LONDON, ONT. -- The founder of a London, Ont. jewelry company that got its start during the pandemic, is lending her support to animal rescue groups that have faced fundraising challenges because of it.

Sarah Murdock is the founder and creator of Copper & Blush, which creates curated jewelry pieces. Murdock says each individual item is meant to inspire and ignite the soul to bring strength, peace and longevity through special products used.

“I’ve always been passionate about gemstones and crystals, and so wearing them I’ve seen and felt those healing powers. It was just something I really wanted to share with other people,” says Murdock.

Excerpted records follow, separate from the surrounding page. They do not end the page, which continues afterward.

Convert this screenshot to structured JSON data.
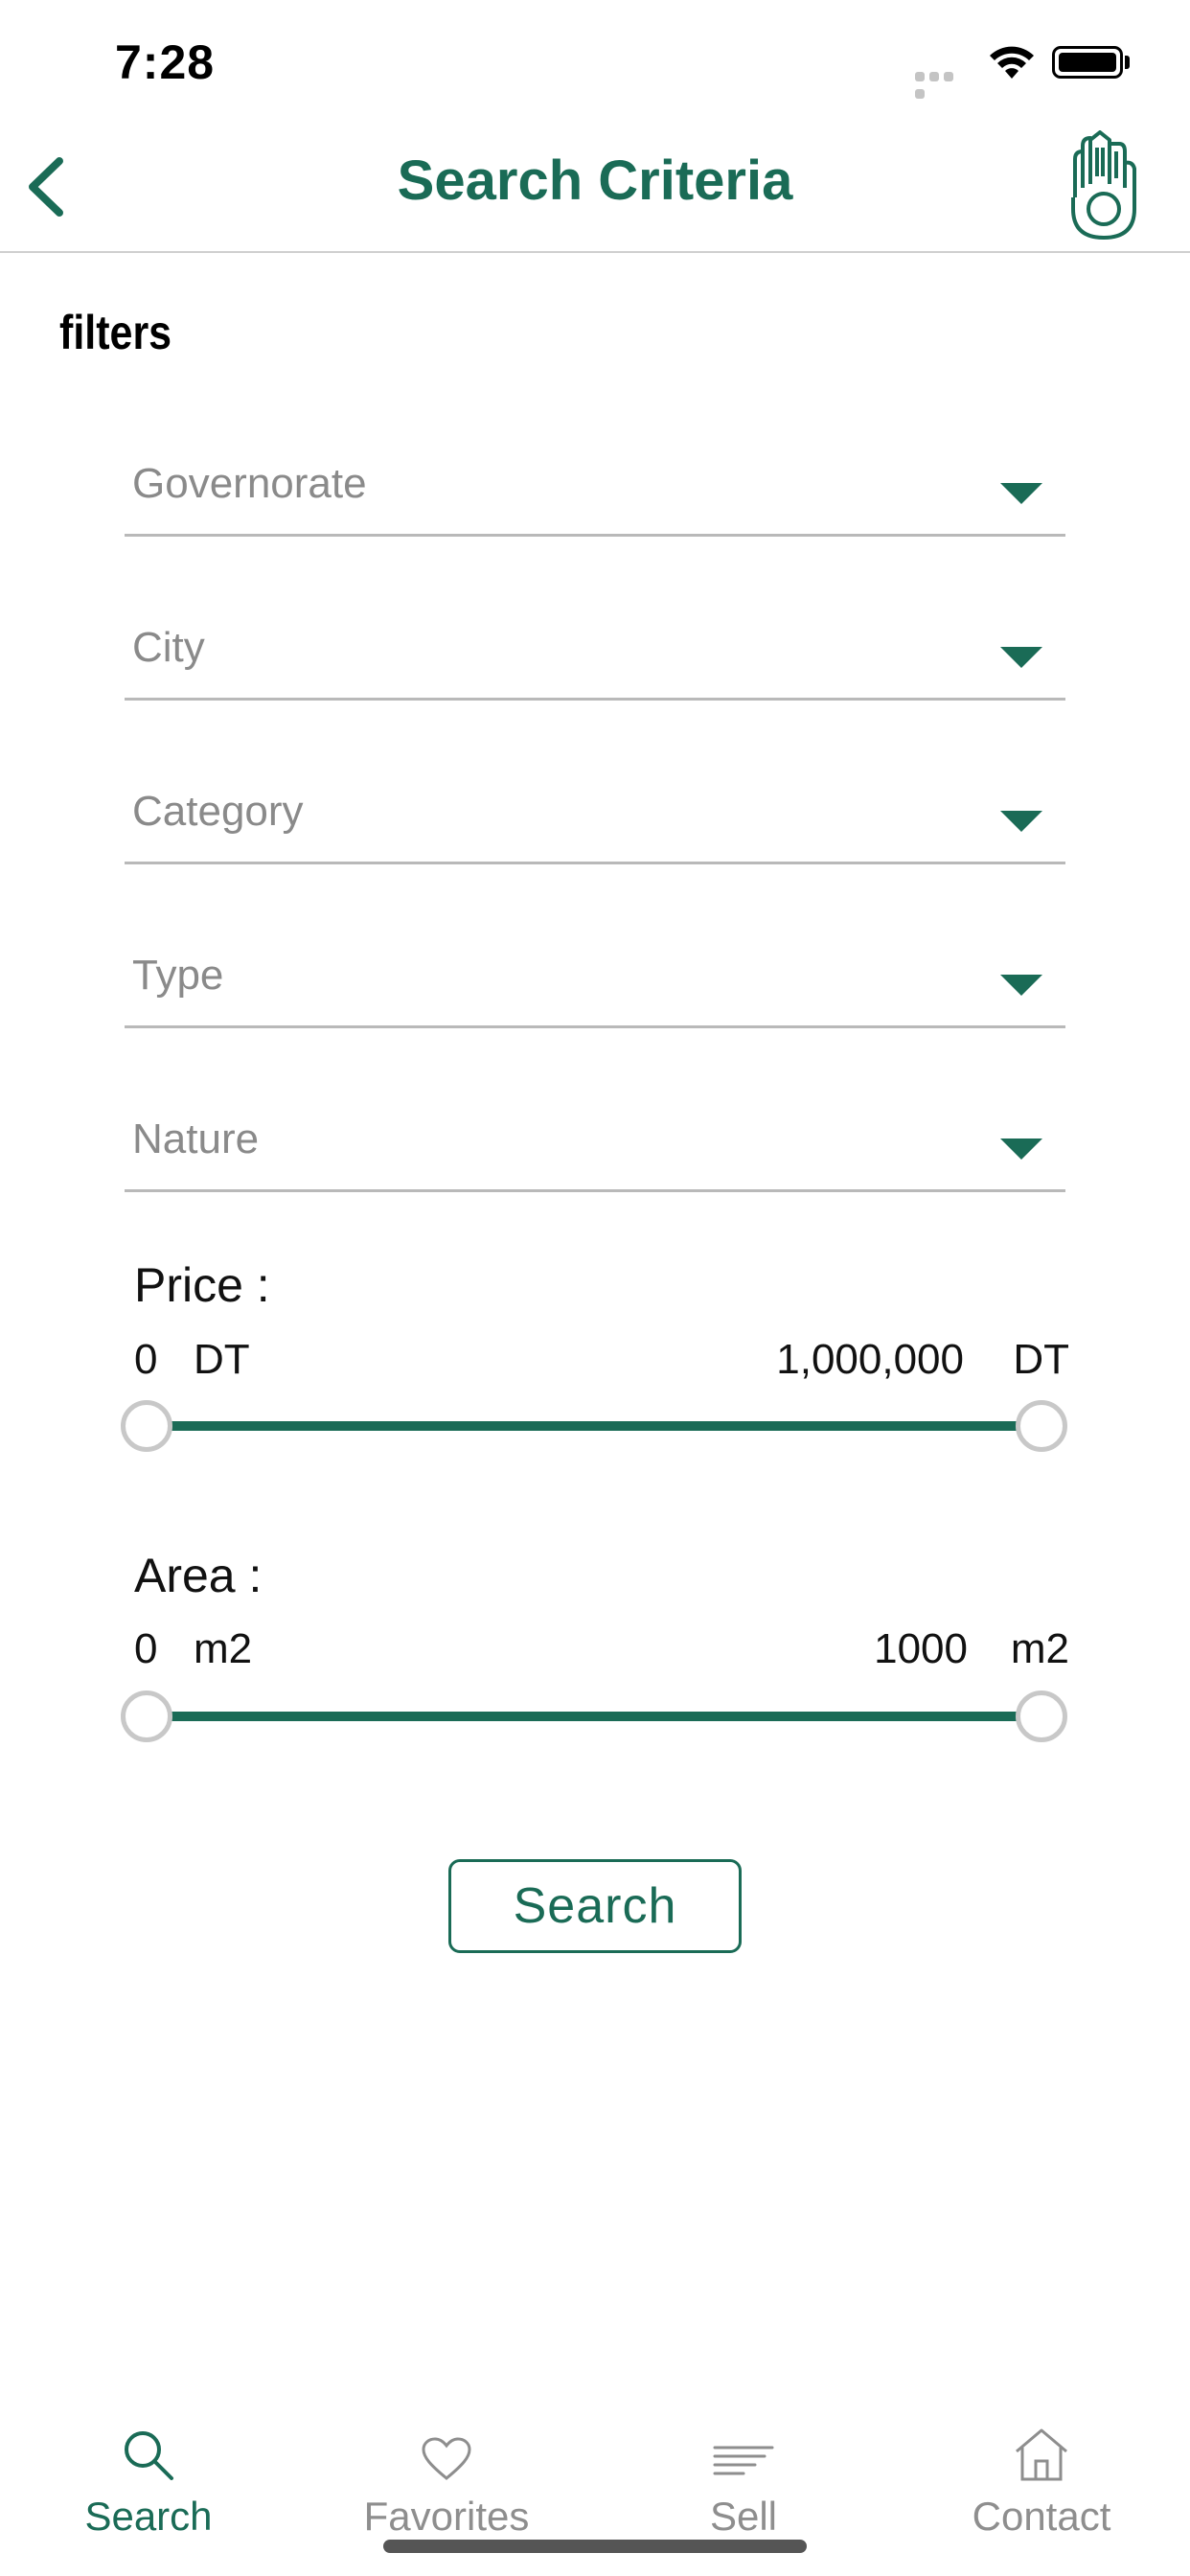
{
  "status_bar": {
    "time": "7:28"
  },
  "nav": {
    "title": "Search Criteria"
  },
  "filters": {
    "heading": "filters",
    "dropdowns": [
      {
        "placeholder": "Governorate"
      },
      {
        "placeholder": "City"
      },
      {
        "placeholder": "Category"
      },
      {
        "placeholder": "Type"
      },
      {
        "placeholder": "Nature"
      }
    ]
  },
  "price": {
    "label": "Price :",
    "min": "0",
    "min_unit": "DT",
    "max": "1,000,000",
    "max_unit": "DT",
    "selected_range_fraction": [
      0,
      1
    ]
  },
  "area": {
    "label": "Area :",
    "min": "0",
    "min_unit": "m2",
    "max": "1000",
    "max_unit": "m2",
    "selected_range_fraction": [
      0,
      1
    ]
  },
  "search_button": {
    "label": "Search"
  },
  "tab_bar": {
    "tabs": [
      {
        "label": "Search",
        "icon": "search-icon",
        "active": true
      },
      {
        "label": "Favorites",
        "icon": "heart-icon",
        "active": false
      },
      {
        "label": "Sell",
        "icon": "lines-icon",
        "active": false
      },
      {
        "label": "Contact",
        "icon": "home-icon",
        "active": false
      }
    ]
  },
  "colors": {
    "accent": "#1a6b56",
    "placeholder": "#8a8a8a",
    "divider": "#b9b9b9"
  }
}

Copper & Blush was launched in August of 2020. Murdock works out of her dining room, and uses all ethically-sourced material.

One of Murdock’s goals for 2021 was to give back. And after speaking with a friend who recently adopted a rescue, she was inspired to start the Paws For The Cause fundraiser.

“I didn’t realize how big the need was, especially in our community, for animals. If we don’t raise money and awareness, they won’t get this help.”

Murdock decided to collaborate with local organizations in London and surrounding communities to bring awareness and raise proceeds.

With each PAWS bracelet sold, Murdock says they will donate $10 to the Animal Love Foundation, a non-profit organization helping animals find new loving homes.

A Copper & Blush PAWS bracelet

Animal Love Foundation director Shandra Tatomir says for the past year, many of the fundraising events that the organization relies on had to be cancelled. So the donation from Copper & Blush couldn’t have come at a better time.

“It’s huge. We are the kind of group that is grateful for every cent. To have a company come forward like that, it’s amazing. We are so excited to work with them."

The Animal Love Foundation, does not have a shelter, with all of their cats and dogs housed in foster homes until they are adopted.

“One hundred per cent (of donations) goes straight into the animals, we are all volunteers, non of us get paid at all. It goes straight to vetting or food,” adds Tatomir.

Tatomir has been with the foundation for 17 years and she says the pandemic has been the hardest time for the shelter.

They have seen an increase in people wanting to adopt during the pandemic, but that poses its own challenges.

“We’ve really had to step up how we’re screening for people, because you want animals to get homes, but in the same token, you have to be really careful, that these people, when they go back to work, they won't be surrendering because they won't be home for the animals.”